Jen & Hattie (2010)
Hattie is a part of me; she is my ears and my best friend. She has allowed me to blossom and has enabled me to regain my independence and find my true self. Hattie has given my family peace of mind; they no longer worry about me living on my own as a single deaf woman in a hearing world. My ears have four legs, a tail, chocolate fur and a heart of gold, and I wouldn’t change it for the world.
Nelson and Janet (2011)
Nelson was placed with Janet, a teacher of students with special needs. Nelson was trained to help the students focus, verbalize, and stay on task. Janet uses him as a motivation for the students and incorporates Nelson into many different lessons. Nelson was inducted into the Oregon Animal Hall of Fame for her work in 2011.
Maria and Noodle (2018)
“Noodle has personally changed me by allowing me to trust him;’ Maria said. “I have had to teach myself to trust in someone else to alert me to my surroundings. I have always had to rely strongly on instincts or on my family. I can now cook and feel comfortable about cooking without having to worry. Such simple things in life that many take for granted are the things I am excited about now that I have Noodle with me:’
Simon and Oolong (2020)
Simon has a form of autism described as nonverbal, meaning he doesn’t use language easily. When he was a preschooler, his parents noticed that dogs caused Simon to light up. They applied for a service dog and waited hopefully.
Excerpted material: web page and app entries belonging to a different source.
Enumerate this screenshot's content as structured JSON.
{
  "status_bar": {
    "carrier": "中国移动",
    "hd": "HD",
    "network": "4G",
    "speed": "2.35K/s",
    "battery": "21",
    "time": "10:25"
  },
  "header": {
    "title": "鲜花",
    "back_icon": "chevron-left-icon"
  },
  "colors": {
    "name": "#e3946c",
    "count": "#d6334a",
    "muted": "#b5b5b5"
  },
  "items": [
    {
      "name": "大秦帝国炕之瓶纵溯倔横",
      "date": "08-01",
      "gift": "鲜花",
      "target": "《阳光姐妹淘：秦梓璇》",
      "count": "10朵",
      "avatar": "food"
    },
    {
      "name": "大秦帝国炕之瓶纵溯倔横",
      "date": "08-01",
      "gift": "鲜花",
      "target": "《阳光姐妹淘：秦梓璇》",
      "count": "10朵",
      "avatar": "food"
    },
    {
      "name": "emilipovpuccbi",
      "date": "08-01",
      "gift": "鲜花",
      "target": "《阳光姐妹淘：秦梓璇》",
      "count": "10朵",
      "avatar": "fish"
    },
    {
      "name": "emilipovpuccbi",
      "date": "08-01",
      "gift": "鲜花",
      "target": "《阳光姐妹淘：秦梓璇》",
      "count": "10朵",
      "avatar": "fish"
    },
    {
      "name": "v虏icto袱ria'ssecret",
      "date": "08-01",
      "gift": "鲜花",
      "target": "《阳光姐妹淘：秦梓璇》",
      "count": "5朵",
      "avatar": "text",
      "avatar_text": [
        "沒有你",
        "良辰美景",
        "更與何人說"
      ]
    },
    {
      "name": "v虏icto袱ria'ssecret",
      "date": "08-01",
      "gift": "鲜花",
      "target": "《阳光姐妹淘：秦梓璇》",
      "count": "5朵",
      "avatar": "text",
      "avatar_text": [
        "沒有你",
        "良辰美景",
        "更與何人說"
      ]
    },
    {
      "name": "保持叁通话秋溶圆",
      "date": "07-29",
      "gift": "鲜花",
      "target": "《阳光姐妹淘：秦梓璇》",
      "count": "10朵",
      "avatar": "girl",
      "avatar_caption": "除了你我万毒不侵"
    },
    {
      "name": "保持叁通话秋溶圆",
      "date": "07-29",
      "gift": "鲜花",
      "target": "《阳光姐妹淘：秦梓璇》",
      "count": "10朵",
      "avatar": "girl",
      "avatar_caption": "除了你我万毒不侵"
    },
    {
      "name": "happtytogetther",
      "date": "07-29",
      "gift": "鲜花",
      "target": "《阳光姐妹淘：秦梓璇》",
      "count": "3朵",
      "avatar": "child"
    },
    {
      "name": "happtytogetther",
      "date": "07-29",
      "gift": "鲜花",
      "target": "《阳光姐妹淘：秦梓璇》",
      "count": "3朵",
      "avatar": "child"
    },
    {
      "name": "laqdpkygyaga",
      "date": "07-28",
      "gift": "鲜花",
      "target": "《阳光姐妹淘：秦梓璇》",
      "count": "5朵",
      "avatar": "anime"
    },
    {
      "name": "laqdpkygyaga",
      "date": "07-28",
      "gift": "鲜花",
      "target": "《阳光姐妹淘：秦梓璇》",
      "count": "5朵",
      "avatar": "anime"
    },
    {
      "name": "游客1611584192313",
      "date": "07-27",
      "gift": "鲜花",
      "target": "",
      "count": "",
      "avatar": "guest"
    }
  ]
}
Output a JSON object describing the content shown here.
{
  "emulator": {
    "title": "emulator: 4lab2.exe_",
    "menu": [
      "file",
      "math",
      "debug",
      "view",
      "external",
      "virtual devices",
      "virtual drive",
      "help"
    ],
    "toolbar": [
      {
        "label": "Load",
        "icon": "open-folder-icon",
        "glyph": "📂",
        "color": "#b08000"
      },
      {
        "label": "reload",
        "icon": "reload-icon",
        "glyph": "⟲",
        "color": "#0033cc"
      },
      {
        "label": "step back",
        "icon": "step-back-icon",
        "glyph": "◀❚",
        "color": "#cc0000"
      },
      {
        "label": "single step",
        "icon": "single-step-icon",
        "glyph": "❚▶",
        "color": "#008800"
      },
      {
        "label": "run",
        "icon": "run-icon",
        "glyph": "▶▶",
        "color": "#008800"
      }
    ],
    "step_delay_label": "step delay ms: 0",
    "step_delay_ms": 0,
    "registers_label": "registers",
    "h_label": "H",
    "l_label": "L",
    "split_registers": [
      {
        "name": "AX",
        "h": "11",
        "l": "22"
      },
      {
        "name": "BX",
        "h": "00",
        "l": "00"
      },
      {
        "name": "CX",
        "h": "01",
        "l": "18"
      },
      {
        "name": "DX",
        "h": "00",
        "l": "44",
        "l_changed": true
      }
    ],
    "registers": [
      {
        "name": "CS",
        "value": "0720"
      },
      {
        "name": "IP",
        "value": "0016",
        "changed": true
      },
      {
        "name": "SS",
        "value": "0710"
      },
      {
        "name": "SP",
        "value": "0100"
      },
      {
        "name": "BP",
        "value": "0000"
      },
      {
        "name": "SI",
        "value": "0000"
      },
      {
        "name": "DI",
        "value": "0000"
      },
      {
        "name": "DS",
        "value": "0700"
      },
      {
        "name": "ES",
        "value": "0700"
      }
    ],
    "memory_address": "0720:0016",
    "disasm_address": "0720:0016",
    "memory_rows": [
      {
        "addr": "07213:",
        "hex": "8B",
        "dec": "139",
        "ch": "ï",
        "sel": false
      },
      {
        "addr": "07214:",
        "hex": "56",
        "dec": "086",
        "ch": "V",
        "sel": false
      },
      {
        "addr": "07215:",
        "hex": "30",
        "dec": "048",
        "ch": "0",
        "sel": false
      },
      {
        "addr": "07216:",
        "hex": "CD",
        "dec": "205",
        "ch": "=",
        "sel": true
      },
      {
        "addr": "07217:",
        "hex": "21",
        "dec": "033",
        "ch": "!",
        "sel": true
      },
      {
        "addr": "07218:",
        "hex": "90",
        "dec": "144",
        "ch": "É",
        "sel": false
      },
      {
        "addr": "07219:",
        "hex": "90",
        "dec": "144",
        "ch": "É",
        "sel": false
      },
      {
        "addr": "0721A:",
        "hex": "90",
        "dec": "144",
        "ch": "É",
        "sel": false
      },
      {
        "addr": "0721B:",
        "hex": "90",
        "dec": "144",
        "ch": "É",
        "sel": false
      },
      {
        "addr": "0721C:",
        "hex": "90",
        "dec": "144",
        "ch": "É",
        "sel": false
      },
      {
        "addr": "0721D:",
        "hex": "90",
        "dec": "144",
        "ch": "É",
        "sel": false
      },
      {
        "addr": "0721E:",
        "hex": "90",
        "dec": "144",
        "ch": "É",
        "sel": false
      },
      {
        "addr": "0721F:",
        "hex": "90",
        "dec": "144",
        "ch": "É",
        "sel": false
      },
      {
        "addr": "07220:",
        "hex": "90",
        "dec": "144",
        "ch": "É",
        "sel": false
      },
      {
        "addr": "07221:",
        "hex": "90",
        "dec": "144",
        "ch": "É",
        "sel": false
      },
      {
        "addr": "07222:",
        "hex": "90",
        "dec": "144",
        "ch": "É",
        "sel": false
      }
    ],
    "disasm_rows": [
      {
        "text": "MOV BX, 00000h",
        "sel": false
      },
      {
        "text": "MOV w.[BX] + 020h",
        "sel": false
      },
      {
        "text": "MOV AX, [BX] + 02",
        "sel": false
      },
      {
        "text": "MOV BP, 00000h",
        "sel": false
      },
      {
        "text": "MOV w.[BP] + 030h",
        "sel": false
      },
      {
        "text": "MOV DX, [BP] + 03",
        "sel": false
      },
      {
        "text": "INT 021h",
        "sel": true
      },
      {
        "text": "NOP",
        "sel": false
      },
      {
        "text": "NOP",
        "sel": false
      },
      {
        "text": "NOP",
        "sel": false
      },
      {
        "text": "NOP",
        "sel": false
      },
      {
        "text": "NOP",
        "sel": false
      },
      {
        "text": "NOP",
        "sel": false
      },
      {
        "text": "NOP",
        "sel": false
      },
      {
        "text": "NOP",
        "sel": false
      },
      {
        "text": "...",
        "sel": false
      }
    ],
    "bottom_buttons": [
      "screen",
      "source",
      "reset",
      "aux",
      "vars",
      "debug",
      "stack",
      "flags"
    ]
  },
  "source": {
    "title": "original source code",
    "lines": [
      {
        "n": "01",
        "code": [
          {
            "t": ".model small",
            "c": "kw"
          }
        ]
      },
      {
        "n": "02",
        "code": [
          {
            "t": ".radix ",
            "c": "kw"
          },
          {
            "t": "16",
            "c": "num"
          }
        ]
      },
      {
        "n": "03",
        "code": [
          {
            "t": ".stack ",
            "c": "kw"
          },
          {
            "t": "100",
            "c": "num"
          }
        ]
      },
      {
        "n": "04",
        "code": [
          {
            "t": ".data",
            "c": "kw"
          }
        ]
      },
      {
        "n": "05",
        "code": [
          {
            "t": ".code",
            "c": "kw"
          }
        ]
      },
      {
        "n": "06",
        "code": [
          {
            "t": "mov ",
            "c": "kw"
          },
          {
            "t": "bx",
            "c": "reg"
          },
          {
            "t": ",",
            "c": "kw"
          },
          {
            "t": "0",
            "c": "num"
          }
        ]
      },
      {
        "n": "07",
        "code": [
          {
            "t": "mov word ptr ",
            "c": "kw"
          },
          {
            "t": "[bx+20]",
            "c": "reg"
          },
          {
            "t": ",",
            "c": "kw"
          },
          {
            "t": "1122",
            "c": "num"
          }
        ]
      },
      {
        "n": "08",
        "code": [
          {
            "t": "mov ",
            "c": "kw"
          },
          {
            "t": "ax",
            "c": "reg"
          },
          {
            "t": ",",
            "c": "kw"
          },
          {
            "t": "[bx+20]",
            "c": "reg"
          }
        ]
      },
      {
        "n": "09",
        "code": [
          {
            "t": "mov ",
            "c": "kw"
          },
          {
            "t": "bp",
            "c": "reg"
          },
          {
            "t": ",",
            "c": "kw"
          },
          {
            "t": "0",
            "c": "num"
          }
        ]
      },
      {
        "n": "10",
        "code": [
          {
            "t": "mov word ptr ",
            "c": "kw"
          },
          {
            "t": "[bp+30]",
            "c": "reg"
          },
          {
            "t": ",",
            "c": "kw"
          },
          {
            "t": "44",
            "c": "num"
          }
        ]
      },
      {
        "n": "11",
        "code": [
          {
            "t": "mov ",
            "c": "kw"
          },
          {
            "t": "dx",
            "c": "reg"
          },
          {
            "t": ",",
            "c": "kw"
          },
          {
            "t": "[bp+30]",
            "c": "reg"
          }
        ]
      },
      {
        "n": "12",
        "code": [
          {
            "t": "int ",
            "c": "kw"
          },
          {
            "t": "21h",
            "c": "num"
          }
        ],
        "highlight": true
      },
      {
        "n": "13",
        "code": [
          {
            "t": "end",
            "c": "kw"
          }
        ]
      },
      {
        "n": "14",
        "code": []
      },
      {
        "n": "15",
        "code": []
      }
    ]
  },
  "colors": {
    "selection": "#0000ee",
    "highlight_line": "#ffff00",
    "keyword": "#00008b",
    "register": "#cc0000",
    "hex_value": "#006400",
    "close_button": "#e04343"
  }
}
After the pandemic began, the isolation and disruption in routine affected Simon deeply. He would sometimes scream for hours. Then Oolong joined the family in November 2020. “Having Oolong around has improved Simon’s mental health, because he’s more regulated than before she came into his life. For example, car rides are stressful for Simon. But now that Oolong is lying in the seat next to him, it has eliminated the screaming on rides, and I can even hear him giggling sometimes.”
Allison & Ruth (2022)
Facility Dog Ruth was placed with Allison in American Fork, Utah. Allison is a teacher in a special education classroom for elementary school aged children. Allison and Ruth quickly bonded and developed a great working relationship. Although this is Allison’s first dog as an adult, she naturally took to the training process and said that it was very similar to working with young children. Ruth is a fixture in Allison’s classroom as she helps to reward good behavior from the children and makes trying new things less scary. Ruth works place, settle, squish (lap/lower back), visit, touch, shake, high five, and retrieve for Allison.